But Mata and Sheldon Smith, his counterpart with the National Black Police Association, also voiced disappointment that Creuzot had not sought input from local police chiefs and other “stakeholders,” like small businesses, before rolling out his plan.

Creuzot, however, said he had met with local police and city officials, and he had yet to hear a viable solution.

“I’ve met with the police chiefs,” the district attorney said, “and I’ve met with the City of Dallas and I’ve asked them to come up with a solution. Today, I’ve got no response. So we’re going to act.”

Mata and Smith said they expected multiple problems to arise from the changes, but nothing concerned them more than the decriminalization of theft of necessities worth up to $750.

“This will run people out of business,” Mata said. “Hundreds of dollars [in stolen goods] is not low-level theft.”

Smith said small businesses won’t be able to survive in South Dallas and Oak Cliff if they must absorb the losses from theft.

“We know Walmart is leaving South Dallas,” Smith said. “If Walmart is leaving, how much theft do you think is happening? The little store has absolutely no chance of staying in business.”

Mata admitted that the Dallas Police Department, shorthanded as it is, can’t respond quickly to low-priority crimes like shoplifting. As a result, he said, shopkeepers may feel compelled to do what the police and district attorney won’t.

“Either that shop owner is going to have to take matters into his own hands,” he said. “Or he’s going to have to let $600 worth of merchandise walk out of his store. ... It’s sending the wrong message.”

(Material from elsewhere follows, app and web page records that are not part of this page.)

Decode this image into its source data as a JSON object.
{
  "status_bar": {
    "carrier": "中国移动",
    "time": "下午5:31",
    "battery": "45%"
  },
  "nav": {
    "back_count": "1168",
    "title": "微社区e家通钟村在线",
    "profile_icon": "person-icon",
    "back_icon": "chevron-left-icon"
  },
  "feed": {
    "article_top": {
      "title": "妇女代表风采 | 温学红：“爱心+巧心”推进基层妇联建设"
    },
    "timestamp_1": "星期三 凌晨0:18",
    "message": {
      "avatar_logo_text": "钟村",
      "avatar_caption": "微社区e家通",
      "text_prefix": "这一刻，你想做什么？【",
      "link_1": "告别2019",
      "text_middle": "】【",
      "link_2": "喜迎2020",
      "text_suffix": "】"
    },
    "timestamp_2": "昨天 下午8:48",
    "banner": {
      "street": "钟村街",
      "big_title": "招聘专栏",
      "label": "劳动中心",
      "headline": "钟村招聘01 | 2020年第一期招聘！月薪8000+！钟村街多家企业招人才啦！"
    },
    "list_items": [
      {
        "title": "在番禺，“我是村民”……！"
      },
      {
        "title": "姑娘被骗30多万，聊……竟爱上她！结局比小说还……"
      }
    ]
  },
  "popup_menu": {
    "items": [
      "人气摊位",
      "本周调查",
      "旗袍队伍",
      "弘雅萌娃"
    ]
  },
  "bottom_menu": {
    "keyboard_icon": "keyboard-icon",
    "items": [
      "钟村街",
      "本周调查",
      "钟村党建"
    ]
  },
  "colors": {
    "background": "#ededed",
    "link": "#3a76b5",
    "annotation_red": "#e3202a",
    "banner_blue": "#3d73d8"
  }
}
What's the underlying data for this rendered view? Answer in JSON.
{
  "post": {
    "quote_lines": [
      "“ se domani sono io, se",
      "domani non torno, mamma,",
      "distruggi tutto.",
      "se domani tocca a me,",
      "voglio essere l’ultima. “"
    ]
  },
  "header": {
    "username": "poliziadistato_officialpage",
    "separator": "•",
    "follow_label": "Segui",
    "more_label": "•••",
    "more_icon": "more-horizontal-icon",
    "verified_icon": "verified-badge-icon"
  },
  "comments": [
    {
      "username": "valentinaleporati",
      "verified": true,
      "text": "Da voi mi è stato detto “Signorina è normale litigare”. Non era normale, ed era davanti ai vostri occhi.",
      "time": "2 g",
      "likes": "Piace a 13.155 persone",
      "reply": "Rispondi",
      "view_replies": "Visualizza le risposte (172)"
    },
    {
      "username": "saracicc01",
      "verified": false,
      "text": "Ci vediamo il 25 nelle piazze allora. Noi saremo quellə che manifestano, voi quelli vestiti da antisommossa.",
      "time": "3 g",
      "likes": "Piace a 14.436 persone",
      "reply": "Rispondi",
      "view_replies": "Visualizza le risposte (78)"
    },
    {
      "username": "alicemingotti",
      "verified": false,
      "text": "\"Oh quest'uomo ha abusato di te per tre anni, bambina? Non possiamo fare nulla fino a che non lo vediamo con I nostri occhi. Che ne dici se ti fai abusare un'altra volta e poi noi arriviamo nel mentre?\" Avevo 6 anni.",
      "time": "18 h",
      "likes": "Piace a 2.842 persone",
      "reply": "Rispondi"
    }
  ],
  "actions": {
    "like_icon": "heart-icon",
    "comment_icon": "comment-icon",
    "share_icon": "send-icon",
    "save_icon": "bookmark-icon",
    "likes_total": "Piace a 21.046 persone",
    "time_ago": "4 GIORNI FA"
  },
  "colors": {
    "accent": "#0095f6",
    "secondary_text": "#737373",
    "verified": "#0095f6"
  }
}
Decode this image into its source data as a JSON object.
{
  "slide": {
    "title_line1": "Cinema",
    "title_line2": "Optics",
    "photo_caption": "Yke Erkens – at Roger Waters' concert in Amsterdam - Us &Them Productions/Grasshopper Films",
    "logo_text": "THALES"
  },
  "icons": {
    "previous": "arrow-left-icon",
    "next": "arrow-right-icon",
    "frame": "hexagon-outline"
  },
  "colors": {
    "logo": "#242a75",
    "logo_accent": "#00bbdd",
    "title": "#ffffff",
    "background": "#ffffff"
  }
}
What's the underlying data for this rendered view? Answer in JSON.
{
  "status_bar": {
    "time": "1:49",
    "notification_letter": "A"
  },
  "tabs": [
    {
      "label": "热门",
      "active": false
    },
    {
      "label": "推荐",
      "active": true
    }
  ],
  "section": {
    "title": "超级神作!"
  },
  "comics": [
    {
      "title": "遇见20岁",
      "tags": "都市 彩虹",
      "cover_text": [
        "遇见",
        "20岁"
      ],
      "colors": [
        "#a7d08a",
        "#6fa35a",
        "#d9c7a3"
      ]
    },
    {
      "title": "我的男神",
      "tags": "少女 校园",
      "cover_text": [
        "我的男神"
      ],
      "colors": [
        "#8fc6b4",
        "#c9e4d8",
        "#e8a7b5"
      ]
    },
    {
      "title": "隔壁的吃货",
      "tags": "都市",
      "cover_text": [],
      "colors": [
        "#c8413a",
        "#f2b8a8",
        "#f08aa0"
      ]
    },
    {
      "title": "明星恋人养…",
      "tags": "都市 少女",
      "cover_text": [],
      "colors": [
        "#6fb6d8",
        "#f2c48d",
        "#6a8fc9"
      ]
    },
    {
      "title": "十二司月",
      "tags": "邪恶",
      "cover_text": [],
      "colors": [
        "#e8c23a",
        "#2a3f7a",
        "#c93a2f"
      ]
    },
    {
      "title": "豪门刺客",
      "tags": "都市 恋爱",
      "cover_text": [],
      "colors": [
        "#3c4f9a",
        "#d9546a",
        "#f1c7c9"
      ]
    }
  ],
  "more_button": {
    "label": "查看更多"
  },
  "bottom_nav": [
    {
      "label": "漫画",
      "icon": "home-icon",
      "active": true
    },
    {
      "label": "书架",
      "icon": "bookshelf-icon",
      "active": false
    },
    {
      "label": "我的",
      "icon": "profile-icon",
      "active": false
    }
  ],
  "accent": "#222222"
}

Mata argued that most people suffer from lower-level crimes, not violent crime, and the police must serve those residents, as well.

Furthermore, Smith said, dismissing trespassing charges would leave no place for police to take homeless offenders because shelters are often full. Costa echoed that sentiment, adding that often the homeless and mentally ill commit other offenses that Creuzot has also recommended not be prosecuted.

Creuzot acknowledged the issue of mentally ill offenders in his news conference, saying the county would build a dedicated facility to house those homeless individuals.

“There’s nothing good that’s going to come out of putting a mentally ill person in Dallas County Jail or any other county jail,” he said.

The district attorney also announced changes to how law enforcement would deal with second- and third-time marijuana offenders. With some exceptions, Creuzot outlined a plan that would refer those people for intervention and treatment instead of jail. He was unclear on the details of the plan.

Also weighing in on the reform plan Friday was the American Civil Liberties Union of Texas, which lauded Creuzot’s sentiment but said the county must ensure that the new policies are constitutional.

“We are pleased that DA Creuzot continues to recognize the need to reform our bail system and the serious harm that comes from detaining people simply because they cannot afford to pay bail,” senior staff attorney Trisha Trigilio said in a written statement. “For reforms to become a reality, all stakeholders must join together, including the district judges who continue to resist voluntarily making changes to improve the system in Dallas County.”

The leaders of the police associations echoed that call for consensus, saying they would ask to sit down with Creuzot to discuss the plan and its shortcomings.

“We have a responsibility to protect the public,” Mata said.


©2019 The Dallas Morning News